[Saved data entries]
★ ★ ★ ★ ★ ★ ★

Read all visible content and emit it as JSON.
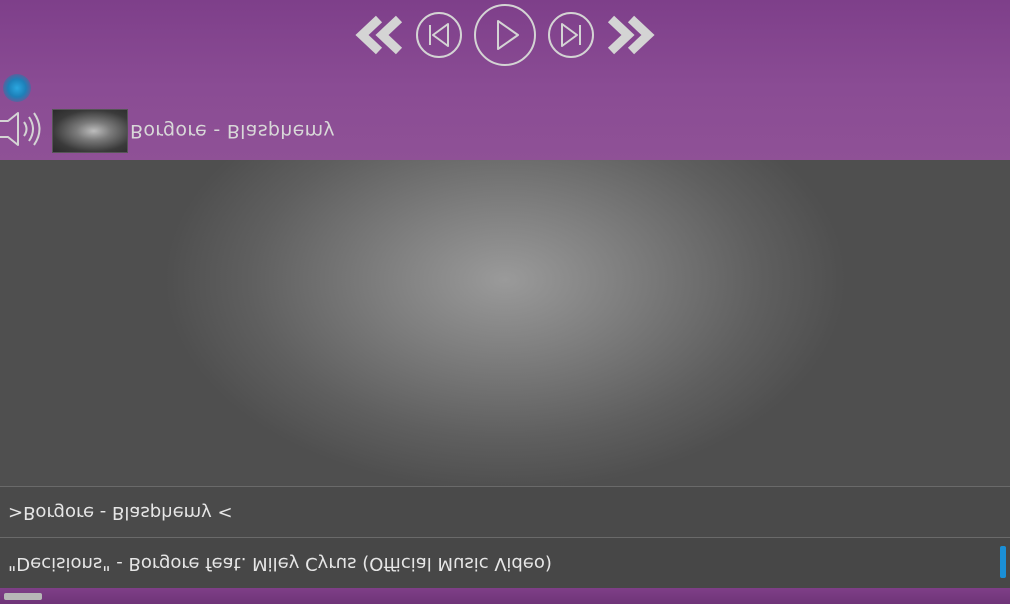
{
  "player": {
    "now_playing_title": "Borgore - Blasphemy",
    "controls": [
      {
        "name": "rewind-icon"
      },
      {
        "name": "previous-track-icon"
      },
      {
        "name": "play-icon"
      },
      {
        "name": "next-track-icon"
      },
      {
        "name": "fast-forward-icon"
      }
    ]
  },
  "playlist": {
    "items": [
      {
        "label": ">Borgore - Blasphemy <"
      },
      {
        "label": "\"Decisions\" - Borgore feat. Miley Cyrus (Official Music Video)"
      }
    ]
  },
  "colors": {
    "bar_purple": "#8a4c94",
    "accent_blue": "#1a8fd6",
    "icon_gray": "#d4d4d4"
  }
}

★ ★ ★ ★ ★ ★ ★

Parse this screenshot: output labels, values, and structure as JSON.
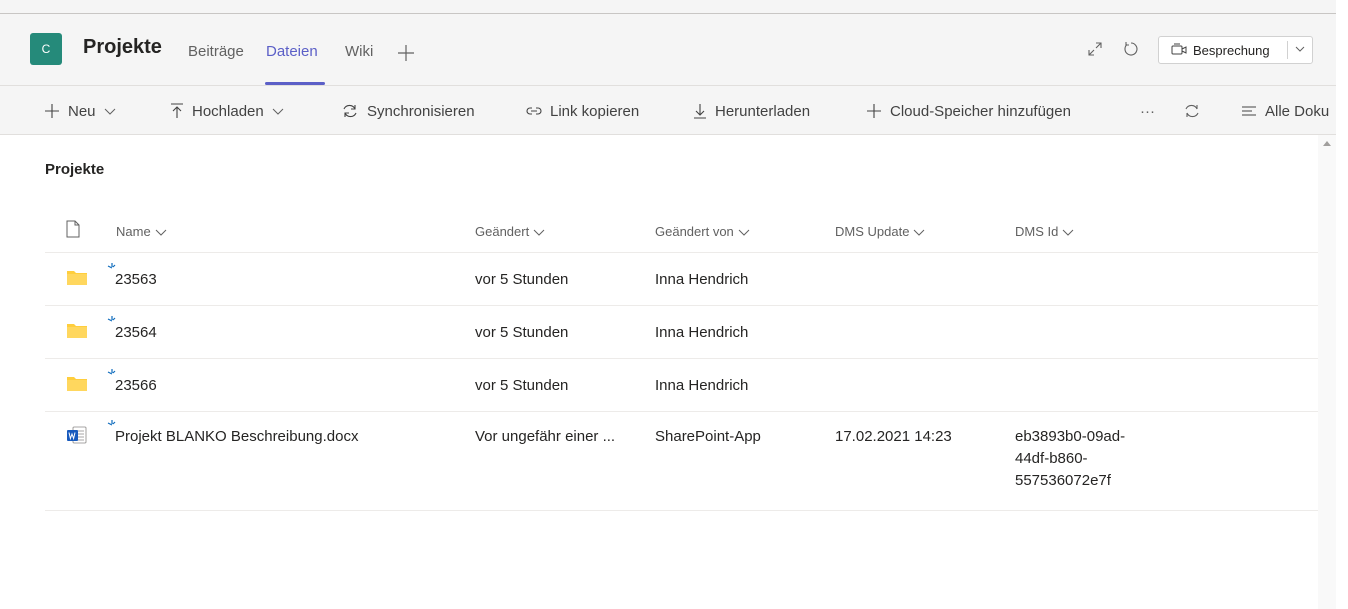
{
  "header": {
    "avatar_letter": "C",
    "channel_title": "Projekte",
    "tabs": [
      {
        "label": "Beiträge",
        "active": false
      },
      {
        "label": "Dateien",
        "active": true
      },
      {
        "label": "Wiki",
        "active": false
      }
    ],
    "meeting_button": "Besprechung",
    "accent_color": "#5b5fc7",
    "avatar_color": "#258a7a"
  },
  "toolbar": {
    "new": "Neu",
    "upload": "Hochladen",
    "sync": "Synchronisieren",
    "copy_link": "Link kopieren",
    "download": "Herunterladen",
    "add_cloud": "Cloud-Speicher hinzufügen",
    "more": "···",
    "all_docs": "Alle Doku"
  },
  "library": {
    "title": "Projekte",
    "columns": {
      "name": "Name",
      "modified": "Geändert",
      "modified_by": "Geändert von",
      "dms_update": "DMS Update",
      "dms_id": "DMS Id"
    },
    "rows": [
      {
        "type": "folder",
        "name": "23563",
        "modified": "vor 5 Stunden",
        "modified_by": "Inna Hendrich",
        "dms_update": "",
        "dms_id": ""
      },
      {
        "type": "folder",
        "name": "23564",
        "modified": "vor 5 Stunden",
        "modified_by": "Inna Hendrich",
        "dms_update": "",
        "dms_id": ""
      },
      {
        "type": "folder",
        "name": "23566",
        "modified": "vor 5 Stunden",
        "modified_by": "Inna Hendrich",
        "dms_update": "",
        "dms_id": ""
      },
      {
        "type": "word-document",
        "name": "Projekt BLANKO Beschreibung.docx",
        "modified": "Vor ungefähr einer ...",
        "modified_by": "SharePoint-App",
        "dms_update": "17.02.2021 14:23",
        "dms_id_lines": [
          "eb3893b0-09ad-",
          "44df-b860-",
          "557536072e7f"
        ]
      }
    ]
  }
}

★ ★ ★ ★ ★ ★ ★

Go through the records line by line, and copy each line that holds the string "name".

        "name": "rewind-icon"
        "name": "previous-track-icon"
        "name": "play-icon"
        "name": "next-track-icon"
        "name": "fast-forward-icon"
      "name": "Name",
        "name": "23563",
        "name": "23564",
        "name": "23566",
        "name": "Projekt BLANKO Beschreibung.docx",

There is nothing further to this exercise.